The Internet, TV, newspapers and the growing number of financial-counseling programs—some even required before you can get a mortgage in certain states—make financial illiteracy no longer acceptable. Check with your bank, employer, credit bureau, etc., about other options as well.
Now that financial literacy is gaining a spotlight, we must expand our dialogue to include more than just dollars and cents. There are other forces at play in our financial experience. Things like race. An African American earning $100,000 a year with a good credit rating will likely get a higher interest rate on a mortgage than a white person earning $35,000 with a lower credit rating. Gender also plays a role. Single women are the fastest growing group of new homeowners and tend to have better credit ratings than men, yet they are three times more likely to get targeted for a subprime loan.
It is easier, in many ways, to dissect these issues with high school students. They are young and not afraid to say they don't understand the dynamics. It's harder for adults, and that fear of asking questions has exacerbated this crisis for many Americans. But there is still time to turn things around. When we look back on this era, we should be able to think of it as the time we finally got smart about our money.
Stacey Tisdale is a veteran on-air financial journalist.

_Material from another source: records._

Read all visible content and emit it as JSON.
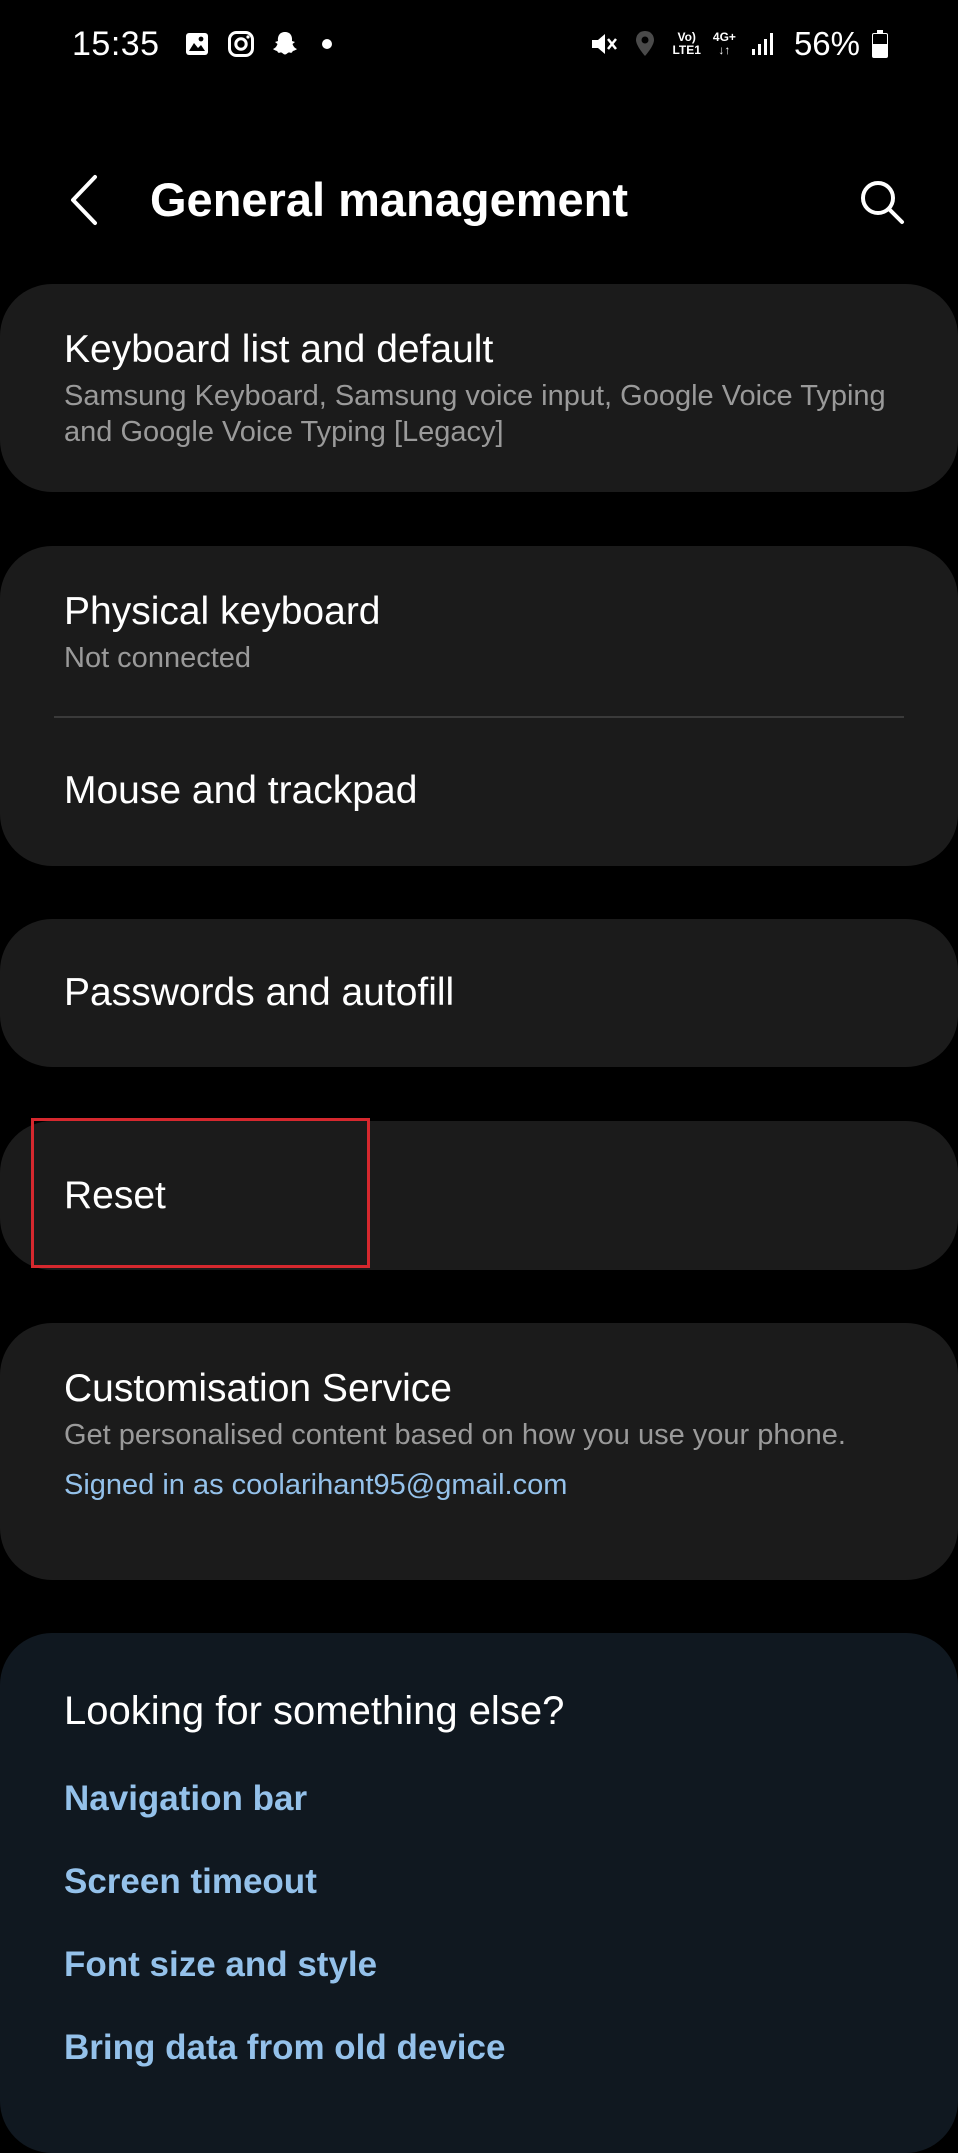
{
  "status_bar": {
    "time": "15:35",
    "left_icons": [
      "gallery-icon",
      "instagram-icon",
      "snapchat-icon",
      "notification-dot-icon"
    ],
    "right_icons": [
      "mute-icon",
      "location-icon",
      "volte-icon",
      "data-4g-icon",
      "signal-icon"
    ],
    "volte_line1": "Vo)",
    "volte_line2": "LTE1",
    "net_line1": "4G+",
    "net_line2": "↓↑",
    "battery_level": 0.56,
    "battery_text": "56%"
  },
  "header": {
    "title": "General management",
    "back_icon": "chevron-left-icon",
    "search_icon": "search-icon"
  },
  "items": {
    "keyboard_list": {
      "title": "Keyboard list and default",
      "subtitle": "Samsung Keyboard, Samsung voice input, Google Voice Typing and Google Voice Typing [Legacy]"
    },
    "physical_keyboard": {
      "title": "Physical keyboard",
      "subtitle": "Not connected"
    },
    "mouse_trackpad": {
      "title": "Mouse and trackpad"
    },
    "passwords_autofill": {
      "title": "Passwords and autofill"
    },
    "reset": {
      "title": "Reset"
    },
    "customisation": {
      "title": "Customisation Service",
      "subtitle": "Get personalised content based on how you use your phone.",
      "account": "Signed in as coolarihant95@gmail.com"
    }
  },
  "suggestions": {
    "title": "Looking for something else?",
    "links": [
      "Navigation bar",
      "Screen timeout",
      "Font size and style",
      "Bring data from old device"
    ]
  },
  "colors": {
    "background": "#000000",
    "card": "#1b1b1b",
    "suggestion_card": "#101820",
    "link": "#94c1ea",
    "secondary_text": "#9a9a9a",
    "highlight": "#d6282e"
  }
}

She's the author of "The True Cost of Happiness: The Real Story Behind Managing Your Money."